_Task statement_.
State, as one number, how many lines in these records hold "distance".

____

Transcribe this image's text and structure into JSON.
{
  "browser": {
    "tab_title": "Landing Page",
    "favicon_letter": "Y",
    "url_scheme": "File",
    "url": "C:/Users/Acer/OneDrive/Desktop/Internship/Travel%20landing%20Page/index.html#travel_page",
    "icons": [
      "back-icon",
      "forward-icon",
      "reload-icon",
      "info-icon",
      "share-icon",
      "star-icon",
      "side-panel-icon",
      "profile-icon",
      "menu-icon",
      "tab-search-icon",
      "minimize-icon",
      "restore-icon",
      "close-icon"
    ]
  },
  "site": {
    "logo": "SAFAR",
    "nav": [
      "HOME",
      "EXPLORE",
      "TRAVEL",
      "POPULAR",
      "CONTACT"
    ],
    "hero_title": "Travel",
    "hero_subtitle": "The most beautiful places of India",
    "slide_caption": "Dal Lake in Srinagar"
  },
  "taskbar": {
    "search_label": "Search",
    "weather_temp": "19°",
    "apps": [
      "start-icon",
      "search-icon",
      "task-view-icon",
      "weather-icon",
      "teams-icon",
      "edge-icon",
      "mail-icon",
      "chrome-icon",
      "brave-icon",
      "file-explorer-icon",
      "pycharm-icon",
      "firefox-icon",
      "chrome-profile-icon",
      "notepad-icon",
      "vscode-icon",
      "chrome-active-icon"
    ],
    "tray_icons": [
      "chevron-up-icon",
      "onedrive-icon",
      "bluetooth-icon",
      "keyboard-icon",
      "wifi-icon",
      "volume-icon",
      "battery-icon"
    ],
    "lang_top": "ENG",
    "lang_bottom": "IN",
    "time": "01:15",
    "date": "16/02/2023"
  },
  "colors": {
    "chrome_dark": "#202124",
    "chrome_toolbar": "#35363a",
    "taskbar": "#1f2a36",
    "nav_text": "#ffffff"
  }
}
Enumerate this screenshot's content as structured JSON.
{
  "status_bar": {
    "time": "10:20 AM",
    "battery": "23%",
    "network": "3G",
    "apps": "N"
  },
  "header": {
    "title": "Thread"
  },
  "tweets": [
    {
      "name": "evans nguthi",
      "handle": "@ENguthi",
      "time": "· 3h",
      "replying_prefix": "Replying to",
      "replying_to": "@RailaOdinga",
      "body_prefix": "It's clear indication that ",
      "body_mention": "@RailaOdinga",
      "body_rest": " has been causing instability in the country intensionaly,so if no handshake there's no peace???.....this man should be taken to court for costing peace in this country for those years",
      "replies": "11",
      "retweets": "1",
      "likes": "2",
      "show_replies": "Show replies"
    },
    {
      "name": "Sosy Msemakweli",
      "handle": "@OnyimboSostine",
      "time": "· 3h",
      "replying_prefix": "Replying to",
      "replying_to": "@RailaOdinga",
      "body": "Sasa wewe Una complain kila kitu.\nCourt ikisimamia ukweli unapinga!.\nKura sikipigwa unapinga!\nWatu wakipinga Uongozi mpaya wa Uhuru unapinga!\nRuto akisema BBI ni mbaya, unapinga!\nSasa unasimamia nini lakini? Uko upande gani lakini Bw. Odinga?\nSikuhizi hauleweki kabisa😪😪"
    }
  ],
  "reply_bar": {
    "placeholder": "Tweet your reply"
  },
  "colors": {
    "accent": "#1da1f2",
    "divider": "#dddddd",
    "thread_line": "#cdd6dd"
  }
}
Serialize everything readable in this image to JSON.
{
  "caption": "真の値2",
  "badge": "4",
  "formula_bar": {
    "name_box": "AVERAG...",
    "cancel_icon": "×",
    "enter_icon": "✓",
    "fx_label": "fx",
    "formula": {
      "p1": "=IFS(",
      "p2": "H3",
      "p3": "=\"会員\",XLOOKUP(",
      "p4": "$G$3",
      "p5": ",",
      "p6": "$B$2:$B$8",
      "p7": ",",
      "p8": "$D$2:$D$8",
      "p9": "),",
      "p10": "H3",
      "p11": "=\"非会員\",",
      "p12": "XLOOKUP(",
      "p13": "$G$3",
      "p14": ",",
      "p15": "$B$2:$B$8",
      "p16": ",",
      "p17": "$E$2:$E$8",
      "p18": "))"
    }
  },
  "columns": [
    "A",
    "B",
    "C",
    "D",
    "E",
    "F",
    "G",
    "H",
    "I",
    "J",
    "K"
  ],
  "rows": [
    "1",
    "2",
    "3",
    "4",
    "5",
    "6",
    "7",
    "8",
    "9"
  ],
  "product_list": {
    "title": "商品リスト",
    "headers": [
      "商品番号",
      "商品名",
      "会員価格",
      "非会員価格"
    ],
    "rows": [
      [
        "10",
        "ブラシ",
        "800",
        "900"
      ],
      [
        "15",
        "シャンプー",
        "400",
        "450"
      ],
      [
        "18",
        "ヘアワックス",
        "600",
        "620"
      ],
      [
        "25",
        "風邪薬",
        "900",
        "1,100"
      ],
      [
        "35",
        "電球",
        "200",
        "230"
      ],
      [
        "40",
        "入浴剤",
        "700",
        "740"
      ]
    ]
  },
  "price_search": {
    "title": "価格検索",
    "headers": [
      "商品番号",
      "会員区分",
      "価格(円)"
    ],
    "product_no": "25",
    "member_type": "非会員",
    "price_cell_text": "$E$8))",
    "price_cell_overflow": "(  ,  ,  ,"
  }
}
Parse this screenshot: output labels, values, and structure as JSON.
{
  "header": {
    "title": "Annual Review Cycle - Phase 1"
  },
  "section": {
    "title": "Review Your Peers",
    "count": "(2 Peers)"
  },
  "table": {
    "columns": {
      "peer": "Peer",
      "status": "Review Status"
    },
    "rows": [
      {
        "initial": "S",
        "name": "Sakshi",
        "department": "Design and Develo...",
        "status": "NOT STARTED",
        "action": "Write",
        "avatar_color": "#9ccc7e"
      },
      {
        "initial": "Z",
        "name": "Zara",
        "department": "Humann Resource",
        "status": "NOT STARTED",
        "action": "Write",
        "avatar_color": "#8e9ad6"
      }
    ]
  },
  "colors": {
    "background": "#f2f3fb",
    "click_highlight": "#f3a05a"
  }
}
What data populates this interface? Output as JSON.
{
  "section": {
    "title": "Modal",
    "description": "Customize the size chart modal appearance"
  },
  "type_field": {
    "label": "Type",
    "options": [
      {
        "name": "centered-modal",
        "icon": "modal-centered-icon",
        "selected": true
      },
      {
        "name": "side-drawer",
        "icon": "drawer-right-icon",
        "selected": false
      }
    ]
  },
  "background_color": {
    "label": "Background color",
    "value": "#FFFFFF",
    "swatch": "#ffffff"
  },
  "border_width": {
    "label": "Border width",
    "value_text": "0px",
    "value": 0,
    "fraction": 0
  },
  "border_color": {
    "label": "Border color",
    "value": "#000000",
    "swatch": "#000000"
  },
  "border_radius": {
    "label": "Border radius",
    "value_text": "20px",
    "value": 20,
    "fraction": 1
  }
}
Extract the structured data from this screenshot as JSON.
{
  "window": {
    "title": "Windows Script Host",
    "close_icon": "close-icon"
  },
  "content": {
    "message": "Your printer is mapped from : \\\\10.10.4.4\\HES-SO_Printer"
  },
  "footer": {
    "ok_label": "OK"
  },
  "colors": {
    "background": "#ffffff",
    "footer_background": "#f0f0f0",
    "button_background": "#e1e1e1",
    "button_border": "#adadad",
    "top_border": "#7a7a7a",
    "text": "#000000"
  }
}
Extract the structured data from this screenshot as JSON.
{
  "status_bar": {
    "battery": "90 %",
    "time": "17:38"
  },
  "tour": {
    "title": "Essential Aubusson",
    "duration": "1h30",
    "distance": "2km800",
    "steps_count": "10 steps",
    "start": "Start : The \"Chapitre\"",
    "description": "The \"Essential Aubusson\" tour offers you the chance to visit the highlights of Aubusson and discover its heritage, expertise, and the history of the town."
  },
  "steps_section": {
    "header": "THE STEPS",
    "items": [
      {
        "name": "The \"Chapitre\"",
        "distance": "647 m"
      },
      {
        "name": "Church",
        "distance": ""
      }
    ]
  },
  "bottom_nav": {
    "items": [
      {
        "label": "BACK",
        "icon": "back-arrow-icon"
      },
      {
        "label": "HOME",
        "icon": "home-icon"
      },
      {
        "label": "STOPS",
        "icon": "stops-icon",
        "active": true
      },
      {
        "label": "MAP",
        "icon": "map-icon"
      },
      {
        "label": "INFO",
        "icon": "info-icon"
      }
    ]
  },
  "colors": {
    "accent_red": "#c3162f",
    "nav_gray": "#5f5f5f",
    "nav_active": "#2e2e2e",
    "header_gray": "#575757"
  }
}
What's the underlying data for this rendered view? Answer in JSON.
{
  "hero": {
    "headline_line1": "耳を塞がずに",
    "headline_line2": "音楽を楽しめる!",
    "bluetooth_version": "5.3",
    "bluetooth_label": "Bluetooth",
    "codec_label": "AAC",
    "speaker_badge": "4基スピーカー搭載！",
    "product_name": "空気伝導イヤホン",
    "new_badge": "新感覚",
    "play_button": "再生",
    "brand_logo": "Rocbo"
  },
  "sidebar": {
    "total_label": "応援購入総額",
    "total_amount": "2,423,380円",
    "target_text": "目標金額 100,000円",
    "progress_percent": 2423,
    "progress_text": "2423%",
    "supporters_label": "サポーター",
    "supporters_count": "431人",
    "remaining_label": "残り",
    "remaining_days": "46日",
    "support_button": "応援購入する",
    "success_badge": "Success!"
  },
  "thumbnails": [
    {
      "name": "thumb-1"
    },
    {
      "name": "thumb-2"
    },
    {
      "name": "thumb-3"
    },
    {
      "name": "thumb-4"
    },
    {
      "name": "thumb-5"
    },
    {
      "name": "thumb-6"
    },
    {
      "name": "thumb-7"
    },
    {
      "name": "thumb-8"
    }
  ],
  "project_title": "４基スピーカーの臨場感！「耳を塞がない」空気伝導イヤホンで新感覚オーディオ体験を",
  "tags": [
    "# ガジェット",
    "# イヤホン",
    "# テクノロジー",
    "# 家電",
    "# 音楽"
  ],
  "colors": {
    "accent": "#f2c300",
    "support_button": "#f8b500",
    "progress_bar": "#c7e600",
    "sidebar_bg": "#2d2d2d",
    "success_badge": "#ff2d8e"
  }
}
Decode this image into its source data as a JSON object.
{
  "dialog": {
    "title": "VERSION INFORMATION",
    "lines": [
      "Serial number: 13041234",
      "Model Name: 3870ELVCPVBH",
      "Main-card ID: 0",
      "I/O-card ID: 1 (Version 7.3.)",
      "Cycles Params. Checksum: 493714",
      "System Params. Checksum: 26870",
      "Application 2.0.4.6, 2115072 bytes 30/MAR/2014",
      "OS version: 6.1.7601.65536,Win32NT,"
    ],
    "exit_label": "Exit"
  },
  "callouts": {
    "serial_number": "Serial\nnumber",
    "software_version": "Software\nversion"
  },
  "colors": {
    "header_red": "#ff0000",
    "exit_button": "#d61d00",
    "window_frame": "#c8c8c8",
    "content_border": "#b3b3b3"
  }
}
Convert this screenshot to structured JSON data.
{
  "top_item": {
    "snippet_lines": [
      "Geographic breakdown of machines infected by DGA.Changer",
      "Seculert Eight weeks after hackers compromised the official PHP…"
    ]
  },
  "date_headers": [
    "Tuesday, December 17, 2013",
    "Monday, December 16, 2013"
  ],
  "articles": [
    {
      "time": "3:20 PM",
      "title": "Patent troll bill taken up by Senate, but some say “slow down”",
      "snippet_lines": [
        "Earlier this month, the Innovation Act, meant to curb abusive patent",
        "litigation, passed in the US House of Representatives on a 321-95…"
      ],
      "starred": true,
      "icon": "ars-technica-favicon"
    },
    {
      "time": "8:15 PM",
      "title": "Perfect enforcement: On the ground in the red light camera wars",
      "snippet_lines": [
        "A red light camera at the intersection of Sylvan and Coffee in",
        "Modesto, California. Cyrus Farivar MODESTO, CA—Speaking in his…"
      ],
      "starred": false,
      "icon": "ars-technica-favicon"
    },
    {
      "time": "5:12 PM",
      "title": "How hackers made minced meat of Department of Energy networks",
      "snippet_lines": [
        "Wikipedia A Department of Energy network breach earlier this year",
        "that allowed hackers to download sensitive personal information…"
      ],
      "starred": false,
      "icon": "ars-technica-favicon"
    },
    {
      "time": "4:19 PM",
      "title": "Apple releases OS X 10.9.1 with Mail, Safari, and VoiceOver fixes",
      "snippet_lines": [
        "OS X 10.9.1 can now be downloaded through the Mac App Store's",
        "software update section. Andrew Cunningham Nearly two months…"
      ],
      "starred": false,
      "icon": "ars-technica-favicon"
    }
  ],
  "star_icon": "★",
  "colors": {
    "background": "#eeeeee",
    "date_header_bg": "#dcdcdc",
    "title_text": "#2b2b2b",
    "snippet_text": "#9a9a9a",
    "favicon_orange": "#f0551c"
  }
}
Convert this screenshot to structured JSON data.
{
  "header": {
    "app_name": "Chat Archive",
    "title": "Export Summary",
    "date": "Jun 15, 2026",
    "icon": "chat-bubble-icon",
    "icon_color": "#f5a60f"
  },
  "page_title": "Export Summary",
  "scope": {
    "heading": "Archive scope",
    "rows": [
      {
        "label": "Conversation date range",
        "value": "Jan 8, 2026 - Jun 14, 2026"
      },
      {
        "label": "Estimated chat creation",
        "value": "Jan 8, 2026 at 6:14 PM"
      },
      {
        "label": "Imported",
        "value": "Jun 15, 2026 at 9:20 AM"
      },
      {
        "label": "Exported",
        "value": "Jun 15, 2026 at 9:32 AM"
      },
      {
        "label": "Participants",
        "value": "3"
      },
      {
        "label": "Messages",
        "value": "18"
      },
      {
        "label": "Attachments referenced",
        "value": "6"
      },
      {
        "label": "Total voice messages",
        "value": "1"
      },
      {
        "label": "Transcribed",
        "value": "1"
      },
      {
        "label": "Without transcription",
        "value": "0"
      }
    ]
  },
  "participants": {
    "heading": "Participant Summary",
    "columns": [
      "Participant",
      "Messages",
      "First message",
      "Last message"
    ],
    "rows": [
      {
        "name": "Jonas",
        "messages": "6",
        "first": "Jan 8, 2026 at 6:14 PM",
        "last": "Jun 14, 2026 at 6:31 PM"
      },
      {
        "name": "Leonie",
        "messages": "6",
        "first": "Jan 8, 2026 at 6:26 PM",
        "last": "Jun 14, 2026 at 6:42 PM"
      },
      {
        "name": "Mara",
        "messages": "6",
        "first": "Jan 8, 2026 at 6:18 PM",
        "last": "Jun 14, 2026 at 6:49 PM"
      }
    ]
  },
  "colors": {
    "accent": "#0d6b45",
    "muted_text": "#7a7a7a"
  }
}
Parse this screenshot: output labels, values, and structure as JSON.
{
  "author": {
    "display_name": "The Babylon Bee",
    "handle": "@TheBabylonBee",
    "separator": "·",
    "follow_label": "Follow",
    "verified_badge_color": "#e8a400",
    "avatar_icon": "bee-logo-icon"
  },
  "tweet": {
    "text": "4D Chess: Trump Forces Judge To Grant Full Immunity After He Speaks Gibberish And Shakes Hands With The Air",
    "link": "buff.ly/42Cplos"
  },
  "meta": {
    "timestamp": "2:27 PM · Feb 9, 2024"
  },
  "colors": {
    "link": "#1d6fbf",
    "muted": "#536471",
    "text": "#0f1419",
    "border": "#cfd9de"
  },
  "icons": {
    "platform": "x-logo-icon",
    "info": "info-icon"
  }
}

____

_Your solution_.
3